Everybody knows the story of the RMS Titanic. On April 15, 1912, the ship sunk in icy waters carrying 1,514 people. Not enough lifeboats were onboard, and when the first rescue ship arrived 90 minutes later, most of the passengers had perished.
It’s common knowledge that 28-degree water will kill people in short order. What’s only beginning to become known, however, is that it’s possible to bring them back to life after they’ve been pronounced dead. Since the Titanic sunk and movies have been made about it, a sea change has occurred, so to speak, in our understanding of death and the brain. We now know that cold preserves brain cells.
“As a result,” says intensive care physician and near-death expert Sam Parnia, “hypothermia is now commonly advocated as a form of treatment for this purpose. Furthermore, we know the transition from reversible to irreversible death also depends on many other factors, but if someone’s body temperature drops after death, the speed by which the cells reach the point of irreversible damage and death slows down considerably.”
The upshot? “Today we would not necessarily have declared those people dead,” says Parnia. He believes that a team of highly trained physicians could have returned them to life.
The implications are obviously dramatic and far-reaching. “We simply don’t have all the answers,” he says. “But we do know that the once held philosophical idea that there is no way back after death is not accurate and that there is a significant period of time after death in which it is fully reversible. The goalposts have moved, and we don’t know where the science will take us. Perhaps we should define death not by some arbitrary physical point or moment linked to a specific physiological change in the configuration of certain cells whether in the brain or otherwise but in terms of when a person’s consciousness, mind, psyche and soul—the self—have been lost forever and cannot be retrieved.”
These ideas are at the core of the online course The Intelligent Optimist will host on three Wednesdays in May (May 8, 15 and 22) with Parnia and two colleagues, former cardiologist and near-death researcher Pim van Lommel and Eben Alexander, a physician who wrote about his own near-death experience in the recent New York Times bestseller Proof of Heaven.
The course is sure to be controversial, advancing new ideas about the characteristics of the afterlife based on Alexander’s experiences, Van Lommel’s interviews and Parnia’s research and the potential impact of this growing awareness on our everyday lives.
What is the relationship between spirit and the body? And how does the stunning new evidence of the survival of consciousness beyond death in the field of near-death studies impact our everyday lives? Find out at this controversial, first-time summit with some of the leading voices in the field.
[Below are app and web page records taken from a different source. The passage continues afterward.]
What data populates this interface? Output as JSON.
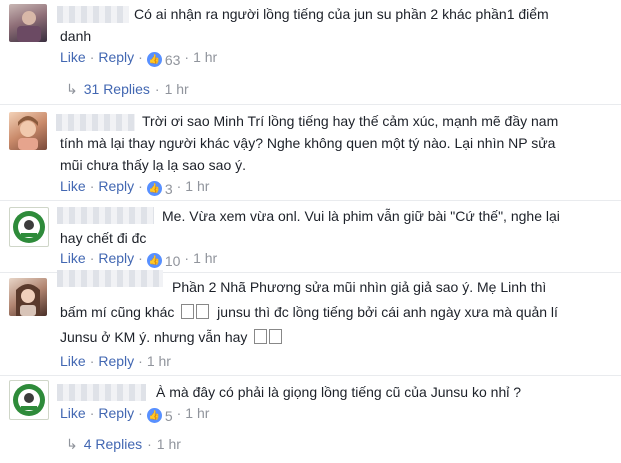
{
  "comments": [
    {
      "lines": [
        "Có ai nhận ra người lồng tiếng của jun su phần 2 khác phần1 điểm",
        "danh"
      ],
      "like": "Like",
      "reply": "Reply",
      "likes": "63",
      "time": "1 hr",
      "replies": "31 Replies",
      "replies_time": "1 hr"
    },
    {
      "lines": [
        "Trời ơi sao Minh Trí lồng tiếng hay thế cảm xúc, mạnh mẽ đầy nam",
        "tính mà lại thay người khác vậy? Nghe không quen một tý nào. Lại nhìn NP sửa",
        "mũi chưa thấy lạ lạ sao sao ý."
      ],
      "like": "Like",
      "reply": "Reply",
      "likes": "3",
      "time": "1 hr"
    },
    {
      "lines": [
        "Me. Vừa xem vừa onl. Vui là phim vẫn giữ bài \"Cứ thế\", nghe lại",
        "hay chết đi đc"
      ],
      "like": "Like",
      "reply": "Reply",
      "likes": "10",
      "time": "1 hr"
    },
    {
      "lines": [
        "Phần 2 Nhã Phương sửa mũi nhìn giả giả sao ý. Mẹ Linh thì",
        "bấm mí cũng khác",
        "junsu thì đc lồng tiếng bởi cái anh ngày xưa mà quản lí",
        "Junsu ở KM ý. nhưng vẫn hay"
      ],
      "like": "Like",
      "reply": "Reply",
      "time": "1 hr"
    },
    {
      "lines": [
        "À mà đây có phải là giọng lồng tiếng cũ của Junsu ko nhỉ ?"
      ],
      "like": "Like",
      "reply": "Reply",
      "likes": "5",
      "time": "1 hr",
      "replies": "4 Replies",
      "replies_time": "1 hr"
    }
  ],
  "colors": {
    "link": "#4267b2",
    "meta": "#90949c",
    "text": "#1d2129",
    "like_badge": "#5890ff"
  },
  "icons": {
    "like_badge": "thumbs-up-icon",
    "reply_arrow": "reply-arrow-icon"
  }
}
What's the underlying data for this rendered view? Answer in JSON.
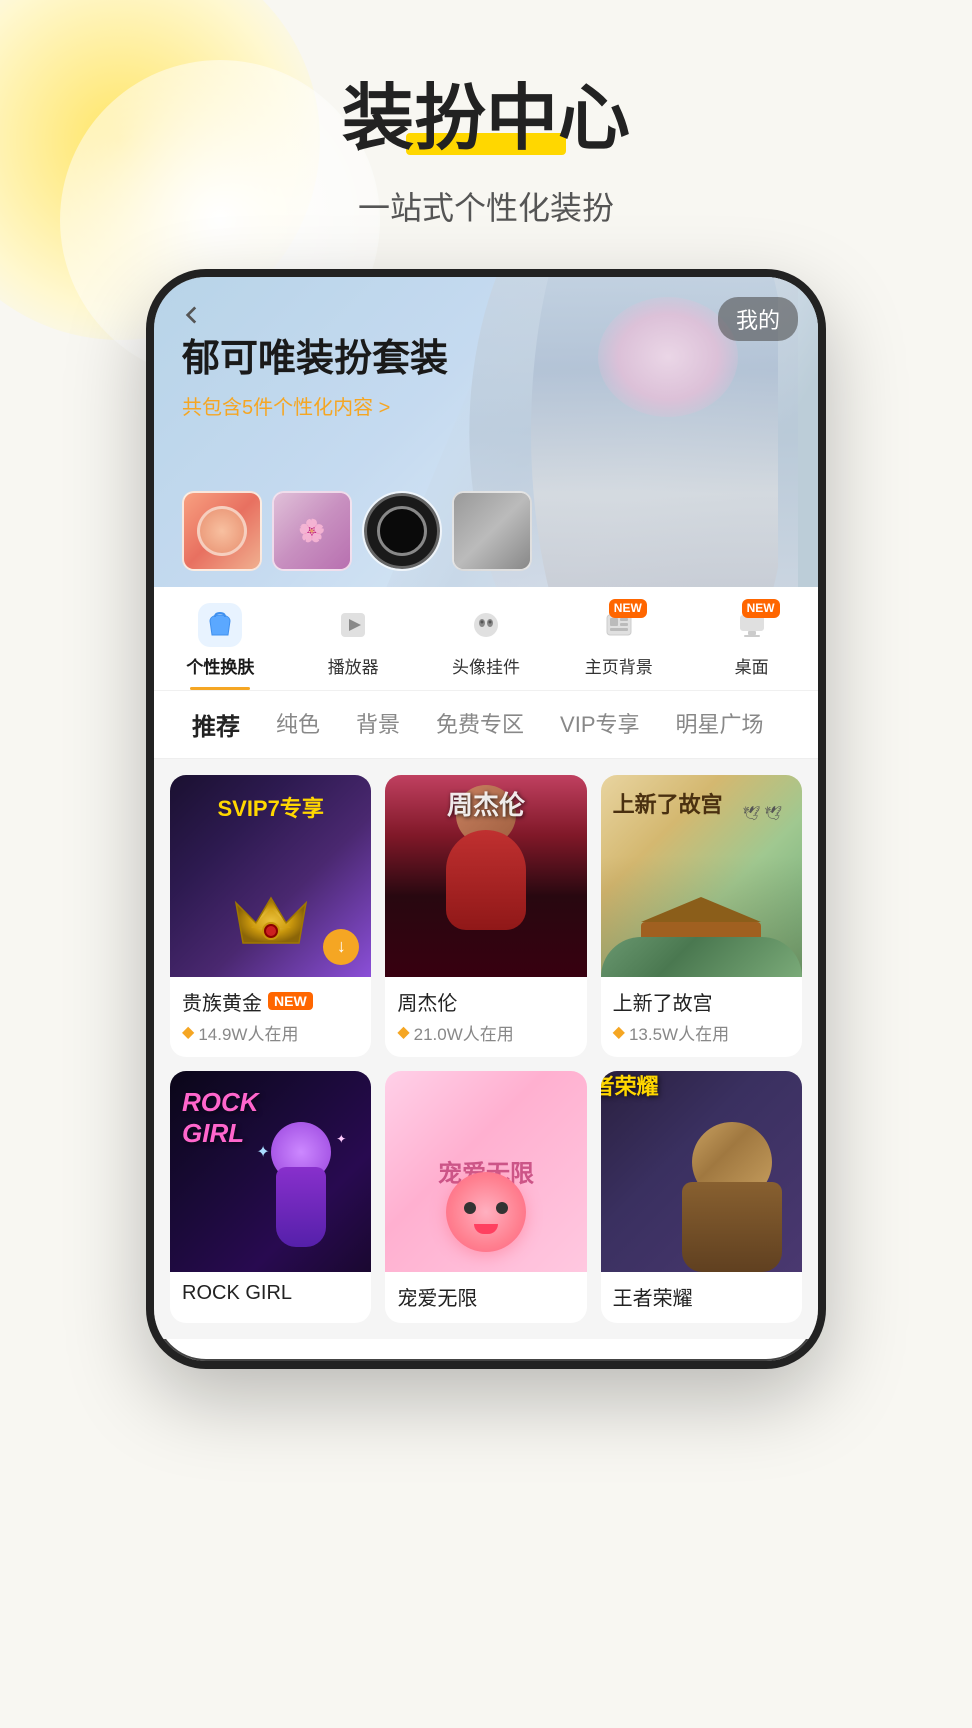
{
  "header": {
    "main_title": "装扮中心",
    "subtitle": "一站式个性化装扮",
    "title_highlight_color": "#FFD700"
  },
  "banner": {
    "back_icon": "‹",
    "my_label": "我的",
    "title": "郁可唯装扮套装",
    "subtitle": "共包含5件个性化内容 >",
    "subtitle_arrow": ">"
  },
  "category_tabs": [
    {
      "id": "skin",
      "label": "个性换肤",
      "icon": "shirt",
      "active": true,
      "has_new": false
    },
    {
      "id": "player",
      "label": "播放器",
      "icon": "play",
      "active": false,
      "has_new": false
    },
    {
      "id": "avatar",
      "label": "头像挂件",
      "icon": "mickey",
      "active": false,
      "has_new": false
    },
    {
      "id": "home_bg",
      "label": "主页背景",
      "icon": "grid",
      "active": false,
      "has_new": true
    },
    {
      "id": "desktop",
      "label": "桌面",
      "icon": "desktop",
      "active": false,
      "has_new": true
    }
  ],
  "sub_tabs": [
    {
      "id": "recommend",
      "label": "推荐",
      "active": true
    },
    {
      "id": "solid",
      "label": "纯色",
      "active": false
    },
    {
      "id": "bg",
      "label": "背景",
      "active": false
    },
    {
      "id": "free",
      "label": "免费专区",
      "active": false
    },
    {
      "id": "vip",
      "label": "VIP专享",
      "active": false
    },
    {
      "id": "star",
      "label": "明星广场",
      "active": false
    }
  ],
  "grid_items": [
    {
      "id": "item1",
      "name": "贵族黄金",
      "has_new": true,
      "users": "14.9W人在用",
      "diamond_color": "gold",
      "label_overlay": "SVIP7专享",
      "type": "svip"
    },
    {
      "id": "item2",
      "name": "周杰伦",
      "has_new": false,
      "users": "21.0W人在用",
      "diamond_color": "gold",
      "type": "star"
    },
    {
      "id": "item3",
      "name": "上新了故宫",
      "has_new": false,
      "users": "13.5W人在用",
      "diamond_color": "gold",
      "type": "palace"
    },
    {
      "id": "item4",
      "name": "ROCK GIRL",
      "has_new": false,
      "users": "",
      "diamond_color": "none",
      "type": "rock"
    },
    {
      "id": "item5",
      "name": "宠爱无限",
      "has_new": false,
      "users": "",
      "diamond_color": "none",
      "type": "pet"
    },
    {
      "id": "item6",
      "name": "王者荣耀",
      "has_new": false,
      "users": "",
      "diamond_color": "none",
      "type": "king"
    }
  ],
  "new_badge_text": "NEW",
  "download_icon": "↓"
}
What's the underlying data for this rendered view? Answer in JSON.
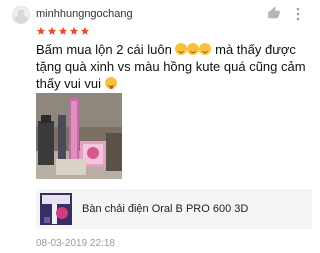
{
  "review": {
    "username": "minhhungngochang",
    "rating": 5,
    "text_part1": "Bấm mua lộn 2 cái luôn",
    "text_part2": "mà thấy được tặng quà xinh vs màu hồng kute quá cũng cảm thấy vui vui",
    "timestamp": "08-03-2019 22:18"
  },
  "product": {
    "name": "Bàn chải điện Oral B PRO 600 3D"
  },
  "colors": {
    "star": "#ee4d2d",
    "accent": "#ee4d2d",
    "product_bg": "#f5f5f5",
    "timestamp": "#9a9a9a"
  },
  "icons": {
    "avatar": "avatar-placeholder",
    "like": "thumbs-up-icon",
    "more": "more-vertical-icon",
    "emoji": "grinning-sweat-emoji"
  }
}
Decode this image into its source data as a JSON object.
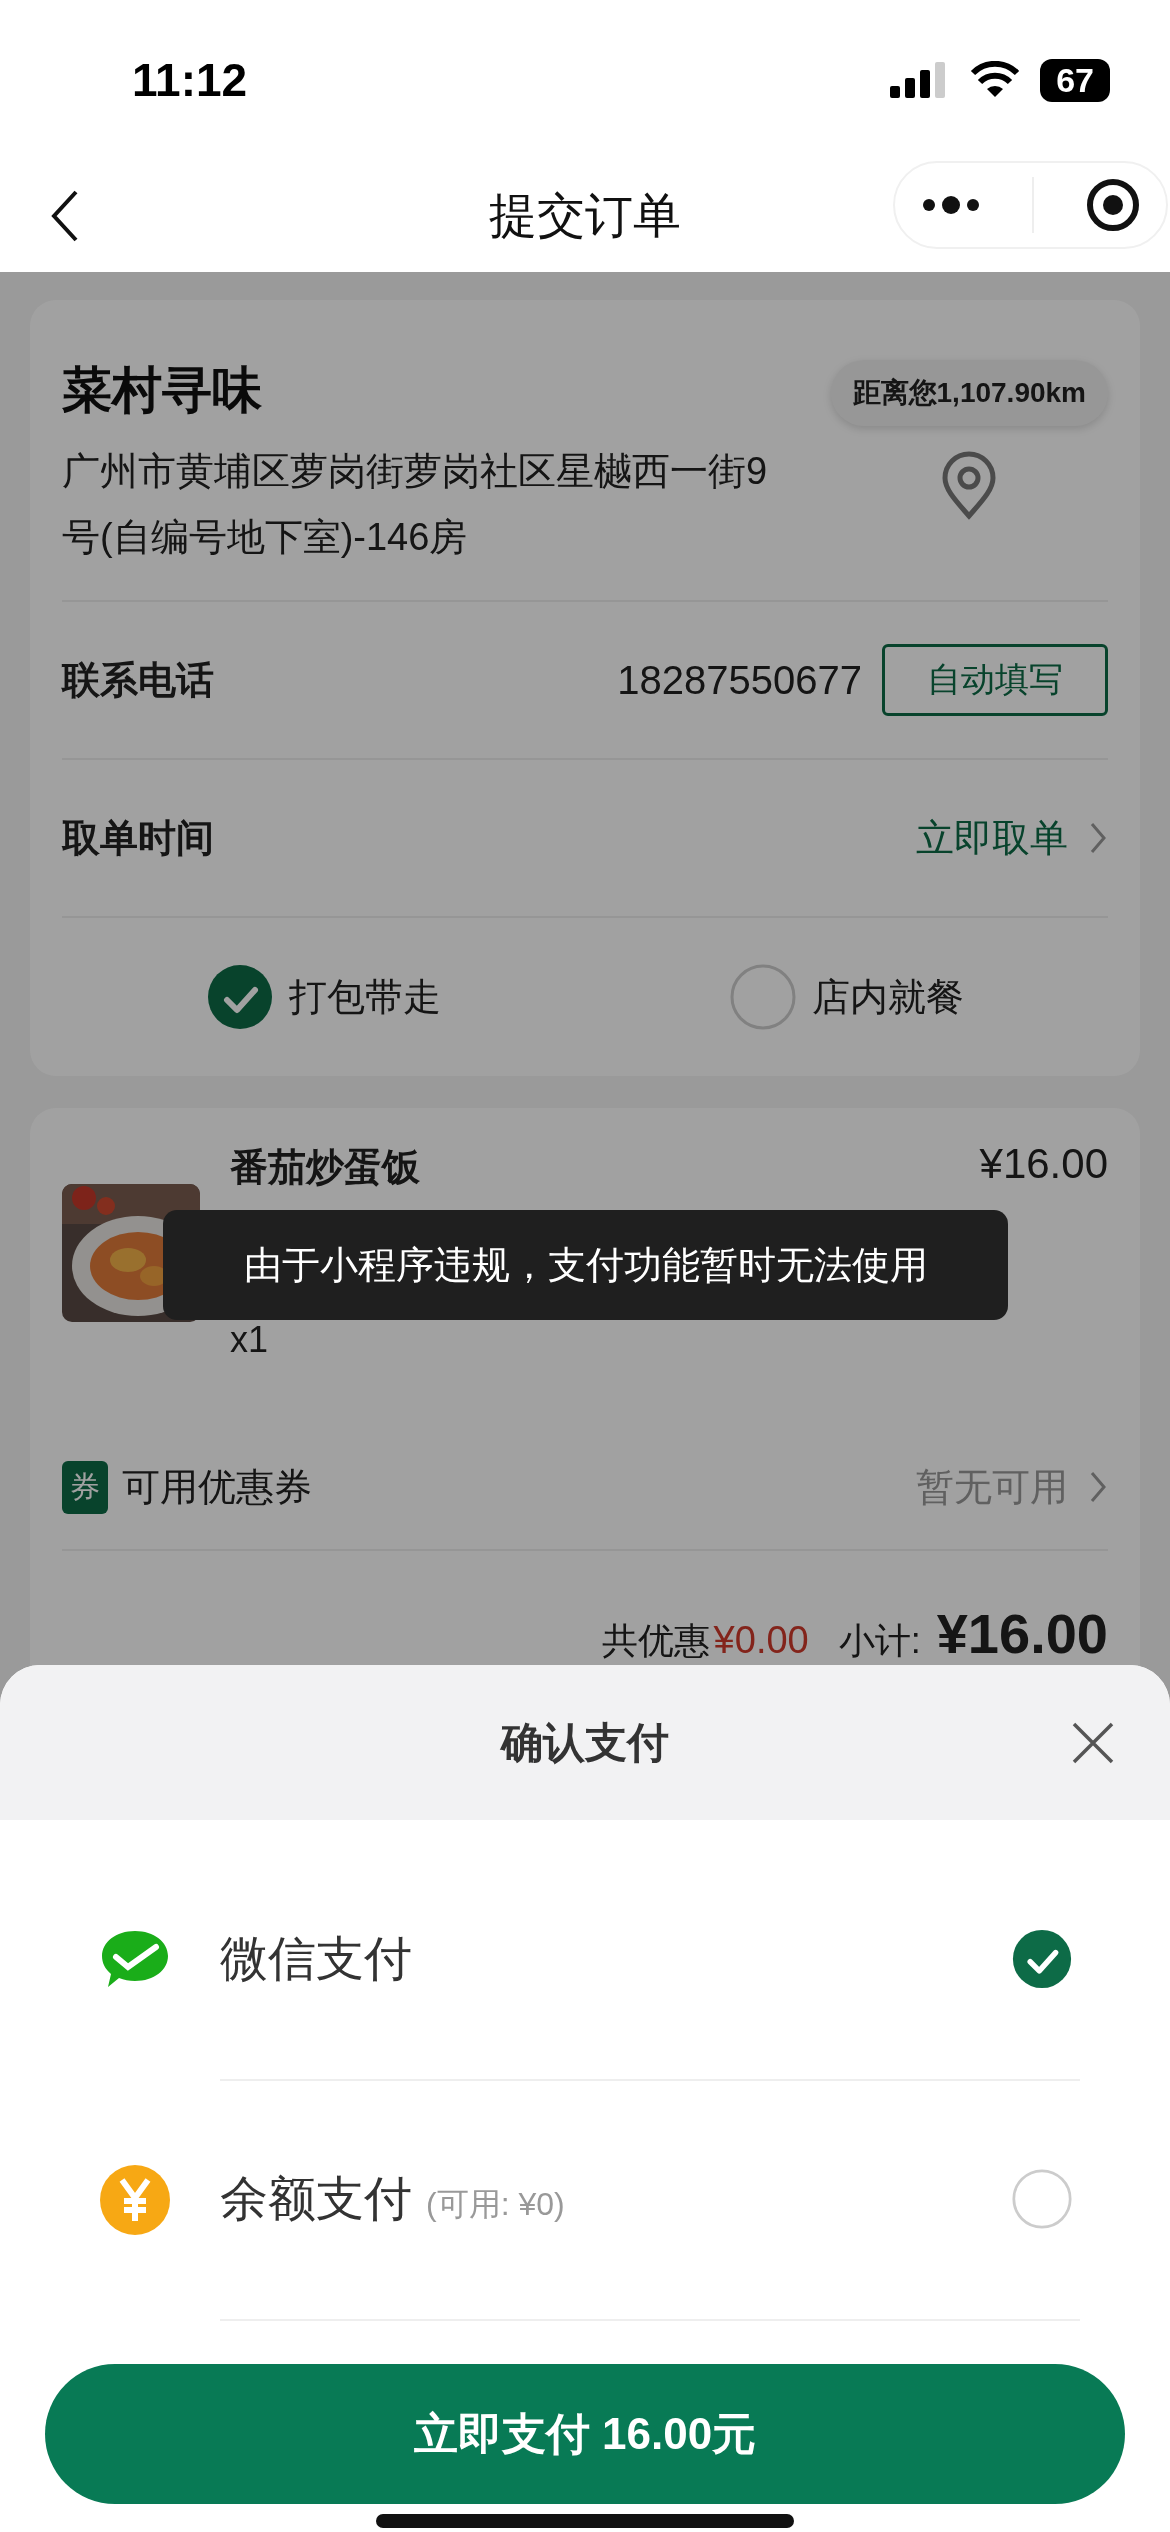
{
  "status_bar": {
    "time": "11:12",
    "battery": "67"
  },
  "nav": {
    "title": "提交订单"
  },
  "store": {
    "name": "菜村寻味",
    "distance": "距离您1,107.90km",
    "address": "广州市黄埔区萝岗街萝岗社区星樾西一街9号(自编号地下室)-146房"
  },
  "phone": {
    "label": "联系电话",
    "value": "18287550677",
    "button": "自动填写"
  },
  "pickup": {
    "label": "取单时间",
    "value": "立即取单"
  },
  "dining_options": [
    {
      "label": "打包带走",
      "selected": true
    },
    {
      "label": "店内就餐",
      "selected": false
    }
  ],
  "items": [
    {
      "kind": "picture",
      "name": "番茄炒蛋饭",
      "price": "¥16.00",
      "quantity": "x1"
    }
  ],
  "coupon": {
    "badge": "券",
    "label": "可用优惠券",
    "value": "暂无可用"
  },
  "summary": {
    "discount_label": "共优惠",
    "discount": "¥0.00",
    "subtotal_label": "小计:",
    "subtotal": "¥16.00"
  },
  "toast": {
    "message": "由于小程序违规，支付功能暂时无法使用"
  },
  "payment_sheet": {
    "title": "确认支付",
    "methods": [
      {
        "kind": "wechat",
        "label": "微信支付",
        "selected": true
      },
      {
        "kind": "balance",
        "label": "余额支付",
        "note": "(可用: ¥0)",
        "selected": false
      }
    ],
    "pay_button": "立即支付 16.00元"
  }
}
Learn more: http://theoptimist.com/events-courses/courses/life-goes-on
Life Goes On: A Life-and-Death Panel Discussion
Bestselling Author Eben Alexander and Near-Death Experts Sam Parnia and Pim van Lommel
Hosted by The Intelligent Optimist (formerly Ode magazine)
Dates: Wednesdays, May 8, 15 and 22
Time: 11 a.m. – 12:30pm PDT
Price: $125 Early Bird, $150 after April 15
Learn more by clicking here.